INPUT DATA START

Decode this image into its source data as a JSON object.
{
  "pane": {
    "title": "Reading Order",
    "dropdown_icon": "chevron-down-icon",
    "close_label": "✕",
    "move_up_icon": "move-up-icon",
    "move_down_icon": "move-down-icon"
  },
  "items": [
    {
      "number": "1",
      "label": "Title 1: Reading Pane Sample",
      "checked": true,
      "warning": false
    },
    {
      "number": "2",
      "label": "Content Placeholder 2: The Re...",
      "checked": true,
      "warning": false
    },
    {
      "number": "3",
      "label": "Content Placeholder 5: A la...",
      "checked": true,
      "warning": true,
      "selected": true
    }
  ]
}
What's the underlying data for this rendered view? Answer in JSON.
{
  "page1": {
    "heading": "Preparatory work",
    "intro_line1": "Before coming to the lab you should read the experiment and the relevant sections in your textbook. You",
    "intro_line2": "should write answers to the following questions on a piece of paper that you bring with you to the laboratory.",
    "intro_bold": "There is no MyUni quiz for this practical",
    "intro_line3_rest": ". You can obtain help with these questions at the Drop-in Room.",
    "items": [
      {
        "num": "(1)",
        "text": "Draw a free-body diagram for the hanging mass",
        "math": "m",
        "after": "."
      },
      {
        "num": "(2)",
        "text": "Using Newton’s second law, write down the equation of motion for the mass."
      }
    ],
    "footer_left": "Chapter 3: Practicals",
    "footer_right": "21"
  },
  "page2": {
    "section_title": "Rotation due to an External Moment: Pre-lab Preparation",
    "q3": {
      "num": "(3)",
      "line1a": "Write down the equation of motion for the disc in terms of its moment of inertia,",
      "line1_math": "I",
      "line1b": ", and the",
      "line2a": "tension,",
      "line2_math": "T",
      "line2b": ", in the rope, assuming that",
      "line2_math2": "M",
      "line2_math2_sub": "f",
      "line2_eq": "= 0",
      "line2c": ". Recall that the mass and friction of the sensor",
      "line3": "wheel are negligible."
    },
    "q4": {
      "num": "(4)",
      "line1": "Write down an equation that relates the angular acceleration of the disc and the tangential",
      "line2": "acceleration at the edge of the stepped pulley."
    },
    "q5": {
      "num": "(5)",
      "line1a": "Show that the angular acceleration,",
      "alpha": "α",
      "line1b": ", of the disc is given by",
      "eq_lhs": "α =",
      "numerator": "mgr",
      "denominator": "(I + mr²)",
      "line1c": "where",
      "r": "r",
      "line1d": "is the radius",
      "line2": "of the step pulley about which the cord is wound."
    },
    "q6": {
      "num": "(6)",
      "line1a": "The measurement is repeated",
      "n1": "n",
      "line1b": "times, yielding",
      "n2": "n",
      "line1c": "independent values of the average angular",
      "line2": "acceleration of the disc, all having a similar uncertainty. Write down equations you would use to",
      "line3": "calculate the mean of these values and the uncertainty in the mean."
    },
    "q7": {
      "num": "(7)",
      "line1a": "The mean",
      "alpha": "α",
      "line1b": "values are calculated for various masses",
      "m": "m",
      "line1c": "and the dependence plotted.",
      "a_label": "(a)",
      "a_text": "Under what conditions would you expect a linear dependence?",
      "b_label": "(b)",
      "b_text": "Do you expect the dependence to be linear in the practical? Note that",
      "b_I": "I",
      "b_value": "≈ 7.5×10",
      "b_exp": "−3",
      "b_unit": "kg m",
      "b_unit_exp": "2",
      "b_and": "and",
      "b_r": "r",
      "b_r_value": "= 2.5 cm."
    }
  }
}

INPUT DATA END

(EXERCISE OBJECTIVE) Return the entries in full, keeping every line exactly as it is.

(COMPLETED EXERCISE)
Decode this image into its source data as a JSON object.
{
  "pane": {
    "title": "Reading Order",
    "dropdown_icon": "chevron-down-icon",
    "close_label": "✕",
    "move_up_icon": "move-up-icon",
    "move_down_icon": "move-down-icon"
  },
  "items": [
    {
      "number": "1",
      "label": "Title 1: Reading Pane Sample",
      "checked": true,
      "warning": false
    },
    {
      "number": "2",
      "label": "Content Placeholder 2: The Re...",
      "checked": true,
      "warning": false
    },
    {
      "number": "3",
      "label": "Content Placeholder 5: A la...",
      "checked": true,
      "warning": true,
      "selected": true
    }
  ]
}
What's the underlying data for this rendered view? Answer in JSON.
{
  "page1": {
    "heading": "Preparatory work",
    "intro_line1": "Before coming to the lab you should read the experiment and the relevant sections in your textbook. You",
    "intro_line2": "should write answers to the following questions on a piece of paper that you bring with you to the laboratory.",
    "intro_bold": "There is no MyUni quiz for this practical",
    "intro_line3_rest": ". You can obtain help with these questions at the Drop-in Room.",
    "items": [
      {
        "num": "(1)",
        "text": "Draw a free-body diagram for the hanging mass",
        "math": "m",
        "after": "."
      },
      {
        "num": "(2)",
        "text": "Using Newton’s second law, write down the equation of motion for the mass."
      }
    ],
    "footer_left": "Chapter 3: Practicals",
    "footer_right": "21"
  },
  "page2": {
    "section_title": "Rotation due to an External Moment: Pre-lab Preparation",
    "q3": {
      "num": "(3)",
      "line1a": "Write down the equation of motion for the disc in terms of its moment of inertia,",
      "line1_math": "I",
      "line1b": ", and the",
      "line2a": "tension,",
      "line2_math": "T",
      "line2b": ", in the rope, assuming that",
      "line2_math2": "M",
      "line2_math2_sub": "f",
      "line2_eq": "= 0",
      "line2c": ". Recall that the mass and friction of the sensor",
      "line3": "wheel are negligible."
    },
    "q4": {
      "num": "(4)",
      "line1": "Write down an equation that relates the angular acceleration of the disc and the tangential",
      "line2": "acceleration at the edge of the stepped pulley."
    },
    "q5": {
      "num": "(5)",
      "line1a": "Show that the angular acceleration,",
      "alpha": "α",
      "line1b": ", of the disc is given by",
      "eq_lhs": "α =",
      "numerator": "mgr",
      "denominator": "(I + mr²)",
      "line1c": "where",
      "r": "r",
      "line1d": "is the radius",
      "line2": "of the step pulley about which the cord is wound."
    },
    "q6": {
      "num": "(6)",
      "line1a": "The measurement is repeated",
      "n1": "n",
      "line1b": "times, yielding",
      "n2": "n",
      "line1c": "independent values of the average angular",
      "line2": "acceleration of the disc, all having a similar uncertainty. Write down equations you would use to",
      "line3": "calculate the mean of these values and the uncertainty in the mean."
    },
    "q7": {
      "num": "(7)",
      "line1a": "The mean",
      "alpha": "α",
      "line1b": "values are calculated for various masses",
      "m": "m",
      "line1c": "and the dependence plotted.",
      "a_label": "(a)",
      "a_text": "Under what conditions would you expect a linear dependence?",
      "b_label": "(b)",
      "b_text": "Do you expect the dependence to be linear in the practical? Note that",
      "b_I": "I",
      "b_value": "≈ 7.5×10",
      "b_exp": "−3",
      "b_unit": "kg m",
      "b_unit_exp": "2",
      "b_and": "and",
      "b_r": "r",
      "b_r_value": "= 2.5 cm."
    }
  }
}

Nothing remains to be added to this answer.